= Exercise objective =
Count the lines in the records that hold the string "JSON". Only the number should be given.

= Records for this exercise =
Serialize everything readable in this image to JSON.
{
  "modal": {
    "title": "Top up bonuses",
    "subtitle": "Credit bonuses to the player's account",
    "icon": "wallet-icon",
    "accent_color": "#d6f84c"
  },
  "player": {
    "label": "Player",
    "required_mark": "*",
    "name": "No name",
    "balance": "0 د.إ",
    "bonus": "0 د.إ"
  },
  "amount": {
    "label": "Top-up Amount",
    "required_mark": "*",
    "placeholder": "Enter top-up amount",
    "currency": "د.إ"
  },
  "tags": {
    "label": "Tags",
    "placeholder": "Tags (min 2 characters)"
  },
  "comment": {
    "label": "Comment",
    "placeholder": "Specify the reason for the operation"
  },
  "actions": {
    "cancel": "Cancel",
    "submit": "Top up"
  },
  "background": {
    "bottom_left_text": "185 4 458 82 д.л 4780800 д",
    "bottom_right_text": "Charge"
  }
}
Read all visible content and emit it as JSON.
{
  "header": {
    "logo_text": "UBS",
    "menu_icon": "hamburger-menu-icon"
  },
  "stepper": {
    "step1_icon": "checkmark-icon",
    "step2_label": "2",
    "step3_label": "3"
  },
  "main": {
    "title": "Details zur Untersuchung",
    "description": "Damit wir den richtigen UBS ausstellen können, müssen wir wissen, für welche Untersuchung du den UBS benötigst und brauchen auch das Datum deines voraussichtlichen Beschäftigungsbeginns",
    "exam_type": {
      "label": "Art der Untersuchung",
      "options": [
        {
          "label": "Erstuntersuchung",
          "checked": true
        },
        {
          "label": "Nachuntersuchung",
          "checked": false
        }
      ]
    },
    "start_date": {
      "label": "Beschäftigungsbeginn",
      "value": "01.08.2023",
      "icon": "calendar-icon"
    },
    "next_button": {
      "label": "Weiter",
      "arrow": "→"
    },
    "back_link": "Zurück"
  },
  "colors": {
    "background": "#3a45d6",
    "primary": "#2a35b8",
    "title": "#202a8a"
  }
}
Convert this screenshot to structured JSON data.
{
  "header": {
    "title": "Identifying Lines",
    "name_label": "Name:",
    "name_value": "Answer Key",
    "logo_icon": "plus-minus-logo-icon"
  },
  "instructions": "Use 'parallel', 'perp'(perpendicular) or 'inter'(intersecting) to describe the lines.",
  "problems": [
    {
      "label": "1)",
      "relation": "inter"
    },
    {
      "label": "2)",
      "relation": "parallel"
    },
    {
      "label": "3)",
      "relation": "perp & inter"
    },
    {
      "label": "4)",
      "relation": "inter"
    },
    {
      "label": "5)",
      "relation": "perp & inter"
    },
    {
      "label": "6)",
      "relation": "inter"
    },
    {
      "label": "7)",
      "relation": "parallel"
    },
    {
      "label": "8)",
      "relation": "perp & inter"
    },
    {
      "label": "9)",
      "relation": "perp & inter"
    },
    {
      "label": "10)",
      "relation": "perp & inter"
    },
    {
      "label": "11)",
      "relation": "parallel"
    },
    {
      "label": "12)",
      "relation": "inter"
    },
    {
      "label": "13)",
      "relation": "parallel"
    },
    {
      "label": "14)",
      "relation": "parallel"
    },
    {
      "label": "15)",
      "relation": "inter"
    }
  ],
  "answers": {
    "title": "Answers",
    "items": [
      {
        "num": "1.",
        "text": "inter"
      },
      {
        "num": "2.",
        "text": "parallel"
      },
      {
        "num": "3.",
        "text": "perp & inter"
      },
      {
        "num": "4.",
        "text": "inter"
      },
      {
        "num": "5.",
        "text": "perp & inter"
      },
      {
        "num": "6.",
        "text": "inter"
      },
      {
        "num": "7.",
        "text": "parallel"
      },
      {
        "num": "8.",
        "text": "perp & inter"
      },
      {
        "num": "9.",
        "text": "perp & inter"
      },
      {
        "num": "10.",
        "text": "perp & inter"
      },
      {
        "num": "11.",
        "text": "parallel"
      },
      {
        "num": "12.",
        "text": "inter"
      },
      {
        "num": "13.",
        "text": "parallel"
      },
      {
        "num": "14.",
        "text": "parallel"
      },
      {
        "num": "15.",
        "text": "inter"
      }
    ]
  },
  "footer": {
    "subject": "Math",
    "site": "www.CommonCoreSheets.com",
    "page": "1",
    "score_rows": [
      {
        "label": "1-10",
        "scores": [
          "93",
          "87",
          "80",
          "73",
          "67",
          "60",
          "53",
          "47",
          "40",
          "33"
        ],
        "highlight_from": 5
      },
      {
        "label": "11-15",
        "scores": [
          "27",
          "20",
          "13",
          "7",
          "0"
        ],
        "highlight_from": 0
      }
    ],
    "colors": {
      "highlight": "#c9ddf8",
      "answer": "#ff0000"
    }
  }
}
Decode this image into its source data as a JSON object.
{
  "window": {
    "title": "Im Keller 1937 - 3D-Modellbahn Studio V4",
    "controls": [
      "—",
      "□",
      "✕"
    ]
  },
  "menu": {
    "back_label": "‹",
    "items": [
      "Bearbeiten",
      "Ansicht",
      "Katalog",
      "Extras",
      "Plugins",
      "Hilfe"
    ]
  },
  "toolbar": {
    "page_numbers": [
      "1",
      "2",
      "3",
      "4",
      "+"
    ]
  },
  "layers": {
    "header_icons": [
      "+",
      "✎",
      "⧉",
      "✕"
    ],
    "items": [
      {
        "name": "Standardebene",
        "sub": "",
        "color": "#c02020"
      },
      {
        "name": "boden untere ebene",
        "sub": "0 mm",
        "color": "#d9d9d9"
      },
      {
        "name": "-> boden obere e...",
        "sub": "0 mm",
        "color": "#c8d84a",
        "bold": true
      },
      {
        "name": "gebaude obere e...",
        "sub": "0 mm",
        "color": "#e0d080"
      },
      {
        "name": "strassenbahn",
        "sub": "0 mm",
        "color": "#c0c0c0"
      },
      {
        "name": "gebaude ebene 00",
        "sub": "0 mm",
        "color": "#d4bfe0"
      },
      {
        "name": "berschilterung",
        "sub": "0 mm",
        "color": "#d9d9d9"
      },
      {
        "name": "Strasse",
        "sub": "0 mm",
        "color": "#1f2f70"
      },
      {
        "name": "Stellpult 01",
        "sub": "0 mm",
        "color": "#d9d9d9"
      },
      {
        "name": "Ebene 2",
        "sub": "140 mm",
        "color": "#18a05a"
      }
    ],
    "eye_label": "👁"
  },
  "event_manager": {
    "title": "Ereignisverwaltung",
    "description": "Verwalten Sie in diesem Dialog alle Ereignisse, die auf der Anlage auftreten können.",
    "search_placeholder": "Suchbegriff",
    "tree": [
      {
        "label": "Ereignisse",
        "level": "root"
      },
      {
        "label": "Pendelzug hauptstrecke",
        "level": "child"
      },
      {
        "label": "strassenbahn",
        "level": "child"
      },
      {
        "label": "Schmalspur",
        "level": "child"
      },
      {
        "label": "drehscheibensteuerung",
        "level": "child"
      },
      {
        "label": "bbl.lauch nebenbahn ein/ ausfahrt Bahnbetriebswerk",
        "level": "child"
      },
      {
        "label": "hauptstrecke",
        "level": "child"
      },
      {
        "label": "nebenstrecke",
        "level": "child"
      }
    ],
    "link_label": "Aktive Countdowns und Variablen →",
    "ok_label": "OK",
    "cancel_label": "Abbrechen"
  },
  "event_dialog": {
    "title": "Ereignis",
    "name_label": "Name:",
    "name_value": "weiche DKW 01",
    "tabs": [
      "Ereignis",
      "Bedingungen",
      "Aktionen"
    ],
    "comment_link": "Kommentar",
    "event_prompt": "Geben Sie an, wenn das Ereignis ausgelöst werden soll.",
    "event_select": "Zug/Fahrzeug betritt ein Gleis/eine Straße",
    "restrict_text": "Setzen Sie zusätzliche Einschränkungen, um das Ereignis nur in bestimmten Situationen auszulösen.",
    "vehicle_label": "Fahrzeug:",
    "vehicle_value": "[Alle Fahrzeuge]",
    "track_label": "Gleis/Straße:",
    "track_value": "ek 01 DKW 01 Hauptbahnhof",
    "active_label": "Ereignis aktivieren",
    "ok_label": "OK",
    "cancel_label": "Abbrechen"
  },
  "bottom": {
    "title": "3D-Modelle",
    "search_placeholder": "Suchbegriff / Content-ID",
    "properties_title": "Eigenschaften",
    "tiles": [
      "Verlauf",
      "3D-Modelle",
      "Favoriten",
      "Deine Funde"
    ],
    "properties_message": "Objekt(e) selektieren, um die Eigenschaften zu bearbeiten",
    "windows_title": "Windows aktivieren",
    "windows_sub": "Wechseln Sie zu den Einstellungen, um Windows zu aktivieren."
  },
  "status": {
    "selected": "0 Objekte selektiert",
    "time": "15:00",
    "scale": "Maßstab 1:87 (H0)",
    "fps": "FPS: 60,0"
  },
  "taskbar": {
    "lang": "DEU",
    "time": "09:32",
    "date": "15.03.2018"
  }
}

= Exercise response =
4